X doesn’t always mark the spot, or come after Y, sometimes it represents a number.
We spent some time this morning learning about Roman Numerals and how they can be used to represent numbers. We have put together a handy guide below.
I=1
V=5
X=10
L=50
C=100
D=500
M=1000
We see I, V and X all the time without realising it. Chances are you have a clock somewhere in your house with them on the face. But if you only have the letters above to represent numbers, how do you make 3? Simple really. In any given row of letters the largest number always takes precedence and you then work to the left or right. Left for taking away, right for adding on. For example;
IV = 4 and works out at 5-1
XII = 12 and is 10+1+1
L, C, D and M are letters that we don’t see very often but if you do chances are it will be referring to the year. This year, 2015 is represented at MMXV which is 1000+1000+10+5
We worked in groups to solve maths problems with the questions and answers in Roman Numerals. It’s not a simple as it looks. We even managed to get a problem where the question and answer needed the whole class.

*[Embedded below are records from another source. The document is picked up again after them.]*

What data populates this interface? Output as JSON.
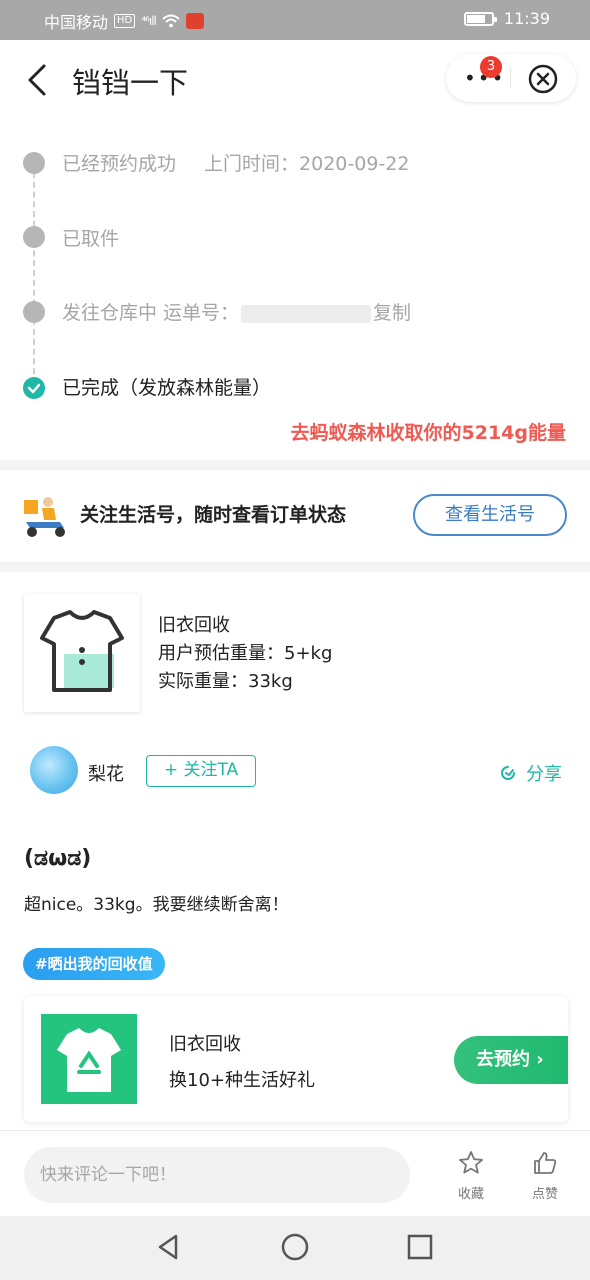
{
  "status_bar": {
    "carrier": "中国移动",
    "hd": "HD",
    "signal": "⁴⁶ıll",
    "time": "11:39"
  },
  "nav": {
    "title": "铛铛一下",
    "more_badge": "3"
  },
  "timeline": {
    "steps": [
      {
        "label": "已经预约成功",
        "extra": "上门时间：2020-09-22",
        "status": "done-past"
      },
      {
        "label": "已取件",
        "status": "done-past"
      },
      {
        "label": "发往仓库中 运单号：",
        "copy": "复制",
        "status": "done-past"
      },
      {
        "label": "已完成（发放森林能量）",
        "status": "current"
      }
    ],
    "energy_link": "去蚂蚁森林收取你的5214g能量"
  },
  "follow_banner": {
    "text": "关注生活号，随时查看订单状态",
    "button": "查看生活号"
  },
  "item": {
    "name": "旧衣回收",
    "estimated": "用户预估重量：5+kg",
    "actual": "实际重量：33kg"
  },
  "user": {
    "name": "梨花",
    "follow": "+ 关注TA",
    "share": "分享"
  },
  "post": {
    "title": "(ಡωಡ)",
    "body": "超nice。33kg。我要继续断舍离！",
    "tag": "#晒出我的回收值"
  },
  "promo": {
    "title": "旧衣回收",
    "subtitle": "换10+种生活好礼",
    "button": "去预约 ›"
  },
  "comment": {
    "placeholder": "快来评论一下吧！",
    "favorite": "收藏",
    "like": "点赞"
  },
  "colors": {
    "teal": "#1fb7a6",
    "red": "#f05a52",
    "blue": "#3b7cc2",
    "green": "#25c47e"
  }
}
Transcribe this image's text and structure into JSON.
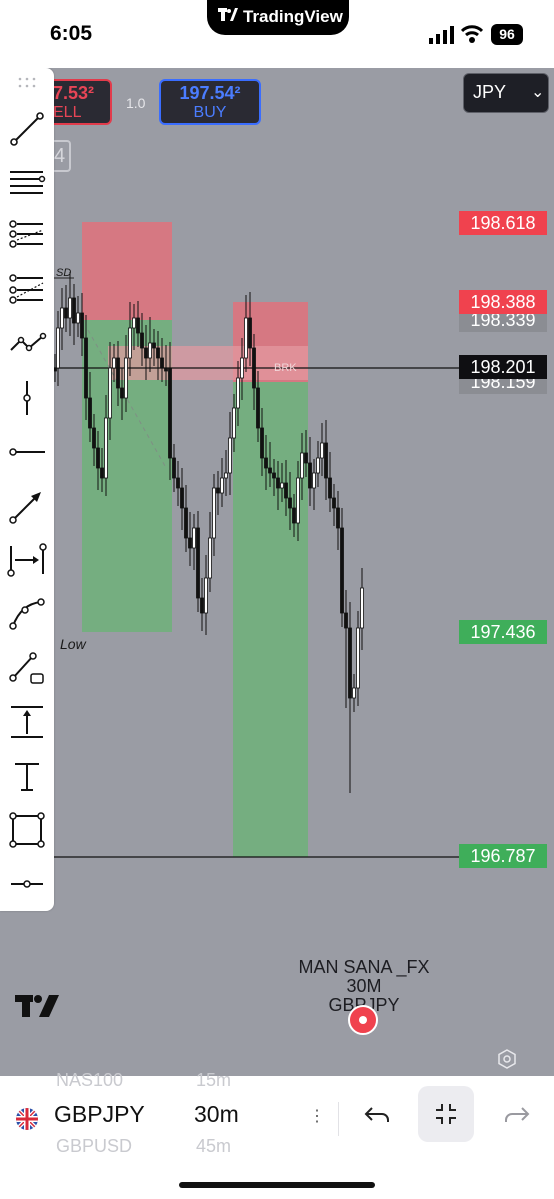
{
  "status": {
    "time": "6:05",
    "app_name": "TradingView",
    "battery": "96"
  },
  "trade": {
    "sell_price": "7.53²",
    "sell_label": "ELL",
    "spread": "1.0",
    "buy_price": "197.54²",
    "buy_label": "BUY",
    "partial_box": "4",
    "currency": "JPY"
  },
  "price_labels": {
    "p1": "198.618",
    "p2": "198.388",
    "p3": "198.339",
    "p4": "198.201",
    "p5": "198.159",
    "p6": "197.436",
    "p7": "196.787"
  },
  "chart_text": {
    "sd_label": "SD",
    "low_label": "Low",
    "brk_label": "BRK"
  },
  "watermark": {
    "line1": "MAN SANA _FX",
    "line2": "30M",
    "line3": "GBPJPY"
  },
  "bottom": {
    "ghost_symbol_above": "NAS100",
    "ghost_interval_above": "15m",
    "symbol": "GBPJPY",
    "interval": "30m",
    "ghost_symbol_below": "GBPUSD",
    "ghost_interval_below": "45m"
  },
  "colors": {
    "chart_bg": "#9a9ca4",
    "red_zone": "#e0727d",
    "green_zone": "#6fb17a",
    "sell": "#e84556",
    "buy": "#4b7dff"
  },
  "toolbar_icons": [
    "drag-handle-icon",
    "trend-line-icon",
    "horizontal-lines-icon",
    "pitchfork-icon",
    "fib-retracement-icon",
    "polyline-icon",
    "vertical-line-icon",
    "horizontal-ray-icon",
    "arrow-icon",
    "date-range-icon",
    "curve-icon",
    "long-position-icon",
    "price-range-icon",
    "text-icon",
    "rectangle-icon",
    "horizontal-line-icon"
  ]
}
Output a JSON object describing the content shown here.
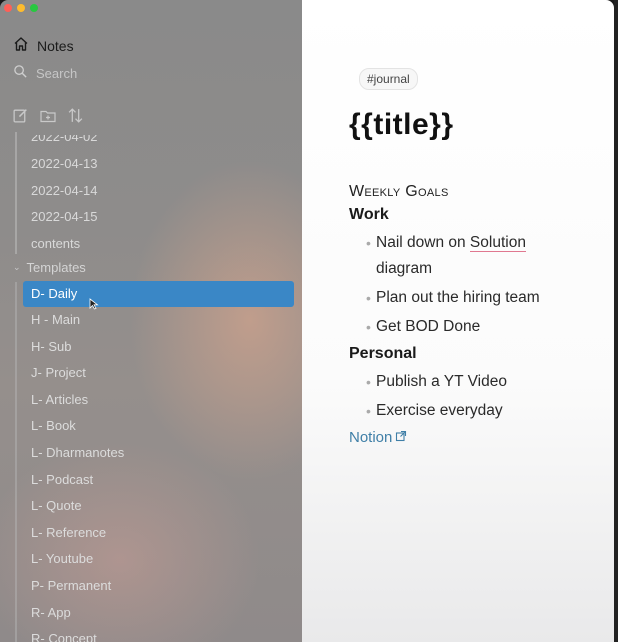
{
  "sidebar": {
    "nav": [
      {
        "label": "Notes",
        "icon": "home-icon"
      },
      {
        "label": "Search",
        "icon": "search-icon"
      }
    ],
    "toolbar_icons": [
      "new-note-icon",
      "new-folder-icon",
      "sort-icon"
    ],
    "date_items": [
      "2022-04-02",
      "2022-04-13",
      "2022-04-14",
      "2022-04-15",
      "contents"
    ],
    "folder": {
      "label": "Templates",
      "expanded": true
    },
    "templates": [
      {
        "label": "D- Daily",
        "selected": true
      },
      {
        "label": "H - Main"
      },
      {
        "label": "H- Sub"
      },
      {
        "label": "J- Project"
      },
      {
        "label": "L- Articles"
      },
      {
        "label": "L- Book"
      },
      {
        "label": "L- Dharmanotes"
      },
      {
        "label": "L- Podcast"
      },
      {
        "label": "L- Quote"
      },
      {
        "label": "L- Reference"
      },
      {
        "label": "L- Youtube"
      },
      {
        "label": "P- Permanent"
      },
      {
        "label": "R- App"
      },
      {
        "label": "R- Concept"
      }
    ]
  },
  "editor": {
    "tag": "#journal",
    "title": "{{title}}",
    "heading_goals": "Weekly Goals",
    "heading_work": "Work",
    "work_items": [
      "Nail down on",
      "Solution",
      "diagram",
      "Plan out the hiring team",
      "Get BOD Done"
    ],
    "heading_personal": "Personal",
    "personal_items": [
      "Publish a YT Video",
      "Exercise everyday"
    ],
    "link": "Notion"
  },
  "colors": {
    "selection": "#3a87c6",
    "link": "#3f7fa7",
    "spellcheck": "#e07890"
  }
}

YEAR 6 TOP TIP: If you want to remember the order of the last four above, Lucky Cows Drink Milk.